when German scientists found the largest ever deposit
at the bottom of the Atlantic.
Up to 18,000 feet below the water's surface.
This could actually be a huge resource
for the tech industry that uses rare earth metals
in high-tech electronics.
Number four is the lost city of Krishna.
Today, Dwarka, located in the northwest of India
may seem like a normal coastal city.
But it's thousands of years of history
are much closer than they appear.
Dwarka translates as gateway to heaven in Sanskrit,
and is a place of pilgrimage for Hindus.
It's also home to a 2500 year old temple
dedicated to the Hindu god Krishna.
In Hindu mythology, Dwarka was Krishna's kingdom
and had over 900,000 royal palaces and temples.
That story came to life in 2001
when oceanographers accidentally discovered the remains
of an ancient city 120 feet below the water
nearby in the gulf of Cambay.
They found stone walls, the outline of roadways,
and the remains of a port,
as well as all sorts of artifacts
from the lost civilization,
including pottery, beads, and sculptures.
Even human bones and teeth were found

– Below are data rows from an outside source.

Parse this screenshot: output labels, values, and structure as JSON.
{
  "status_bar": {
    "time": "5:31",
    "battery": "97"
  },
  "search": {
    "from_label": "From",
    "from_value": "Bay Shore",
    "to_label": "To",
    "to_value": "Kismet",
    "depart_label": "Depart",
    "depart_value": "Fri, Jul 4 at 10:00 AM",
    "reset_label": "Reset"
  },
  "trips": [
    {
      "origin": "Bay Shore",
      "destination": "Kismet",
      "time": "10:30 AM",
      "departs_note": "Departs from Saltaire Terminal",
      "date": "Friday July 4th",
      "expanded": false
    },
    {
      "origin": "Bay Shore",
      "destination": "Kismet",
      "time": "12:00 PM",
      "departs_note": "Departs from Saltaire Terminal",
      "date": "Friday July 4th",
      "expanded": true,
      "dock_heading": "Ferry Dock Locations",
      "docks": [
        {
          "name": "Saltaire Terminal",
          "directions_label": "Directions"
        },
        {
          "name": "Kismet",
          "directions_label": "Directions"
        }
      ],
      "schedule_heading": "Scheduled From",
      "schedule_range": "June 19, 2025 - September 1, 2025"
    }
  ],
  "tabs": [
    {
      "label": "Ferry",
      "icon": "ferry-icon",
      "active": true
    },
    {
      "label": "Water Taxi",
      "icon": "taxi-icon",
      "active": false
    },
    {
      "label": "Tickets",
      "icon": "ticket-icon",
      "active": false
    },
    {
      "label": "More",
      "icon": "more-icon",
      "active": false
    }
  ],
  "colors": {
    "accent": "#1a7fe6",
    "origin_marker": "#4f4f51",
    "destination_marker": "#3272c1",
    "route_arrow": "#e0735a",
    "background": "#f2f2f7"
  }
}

and carbon dated over 9500 years old.
It's believed that the city was flooded
thousands of years ago before it sank
to the bottom of the ocean.
Number three is the ghost war fleet, Chuuk Lagoon.

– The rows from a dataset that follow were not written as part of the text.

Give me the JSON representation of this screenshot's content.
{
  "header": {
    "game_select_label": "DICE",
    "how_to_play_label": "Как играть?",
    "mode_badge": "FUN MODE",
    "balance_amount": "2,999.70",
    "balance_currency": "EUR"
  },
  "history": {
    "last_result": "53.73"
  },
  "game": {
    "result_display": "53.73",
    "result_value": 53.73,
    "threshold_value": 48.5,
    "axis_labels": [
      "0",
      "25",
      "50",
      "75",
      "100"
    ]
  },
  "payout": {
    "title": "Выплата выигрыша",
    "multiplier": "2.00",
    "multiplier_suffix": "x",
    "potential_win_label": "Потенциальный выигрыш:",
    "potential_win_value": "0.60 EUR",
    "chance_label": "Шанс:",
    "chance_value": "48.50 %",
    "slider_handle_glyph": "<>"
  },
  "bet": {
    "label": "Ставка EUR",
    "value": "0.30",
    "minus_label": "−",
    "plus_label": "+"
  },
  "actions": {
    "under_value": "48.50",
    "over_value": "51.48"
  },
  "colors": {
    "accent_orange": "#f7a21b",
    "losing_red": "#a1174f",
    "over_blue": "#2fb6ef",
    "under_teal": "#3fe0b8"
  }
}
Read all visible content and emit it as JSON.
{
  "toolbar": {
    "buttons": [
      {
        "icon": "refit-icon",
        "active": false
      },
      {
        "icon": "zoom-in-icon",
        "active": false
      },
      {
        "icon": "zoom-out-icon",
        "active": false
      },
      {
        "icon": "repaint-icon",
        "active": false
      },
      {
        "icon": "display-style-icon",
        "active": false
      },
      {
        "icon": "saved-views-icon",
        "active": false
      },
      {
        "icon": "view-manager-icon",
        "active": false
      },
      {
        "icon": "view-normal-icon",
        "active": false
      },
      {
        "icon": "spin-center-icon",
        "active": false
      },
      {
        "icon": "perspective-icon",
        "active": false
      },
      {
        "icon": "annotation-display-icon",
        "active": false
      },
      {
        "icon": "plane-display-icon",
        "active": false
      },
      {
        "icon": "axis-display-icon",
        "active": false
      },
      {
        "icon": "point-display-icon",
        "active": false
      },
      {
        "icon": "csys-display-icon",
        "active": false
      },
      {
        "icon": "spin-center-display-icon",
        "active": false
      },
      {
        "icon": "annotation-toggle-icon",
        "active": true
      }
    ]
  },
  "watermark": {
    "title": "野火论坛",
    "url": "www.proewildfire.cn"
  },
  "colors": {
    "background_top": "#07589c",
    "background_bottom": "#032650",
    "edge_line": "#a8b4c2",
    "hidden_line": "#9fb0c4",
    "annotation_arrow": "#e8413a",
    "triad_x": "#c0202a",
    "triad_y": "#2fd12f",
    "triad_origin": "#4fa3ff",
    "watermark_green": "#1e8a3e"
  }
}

In the Pacific Ocean, 1100 miles northeast of New Guinea,
lies Chuuk Lagoon, or Truk Lagoon, as it's also known.
The lagoon is spotted with several islands,
which were used as the Japanese base of naval operations
in the Pacific during World War Two.
During that time, many military munitions
and vehicles were transported there.
On February 17, 1944, the U.S. military
commenced Operation Hailstone,
an aircraft bombing run against the ships
stationed in the lagoon, and ended up obliterating
the defending Japanese naval forces.
The Japanese lost 12 warships, 32 merchant ships,
and 275 aircraft in that attack.
Their exploded and rusted metal machine corpses
still lie scattered around Truk Lagoon to this day,
making it the worlds largest ship graveyard
In addition to the ships, ammunition, military supplies,
soldier gear, and many personal items lie down there too,
in an almost untouched state.
Number two is the Baltic anomaly.
On June 19th, 2011, the Swedish dive team, Ocean X,
were searching for an old shipwreck
in the depths of the Bohemian Sea
at the center of the Baltic Sea,
between Sweden and Finland.
But instead, they discovered a mysterious
huge circular rock formation
partially buried in the sea floor.
The giant rock contains limonite and granite,
but could also contain metal.
It hasn't been completely unearthed,
but sonar scans show that it's 10 to 13 feet thick
and 200 feet in diameter,
sitting on a 26 foot tall stone pillar.
They also found other rock formations nearby
that look like a 300 foot long runway
and a set of stairs that appear to be leading down
into a dark hole.
Most scientists believe it formed naturally,
possibly during the last ice age,
but that definitely hasn't stopped others
from speculating that the strange rocks
could be the remains of an old fishing boat,
a sunken ship from World War Two,
or even even evidence of an alien crash landing.
And number one is Cleopatra's lost city.
Explores may still be looking for Atlantis,
but in 2000, French marine archeologist,
Franck Goddio, may have found the next best thing,
the lost city of Heracleion,
once ruled by the Egyptian Queen of the Nile, Cleopatra.
The city was discovered only 30 feet underwater
at the mouth of the Nile in Aboukir Bay,
in the Mediterranean Sea,
20 miles from the ancient city of Alexandria.
The city dates all the way back to the 12th Century B.C.,
and it was at least partially built
on stilts over the water before it sunk over 1500 years ago.
Before it was found, the city had only been mentioned
as a place visited by Helen of Troy in a few ancient texts.
Goddio and his team had accidentally found
the lost palace and the temple of Cleopatra.
They also found treasures like gold coins and charms
and uncovered stone sphinxes,
massive 16 foot tall statues of Egyptian gods,
as well as the sarcophagus of an unknown Pharaoh.
The ocean is a mad place,
but I hope you guys enjoyed this episode.
On the right, you'll find two of my most recent videos
that you can press or click on your screen right now
if you wanna watch some more.
And that's it for today.
I will see you guys in the next video.
Bye, going swimming in the ocean.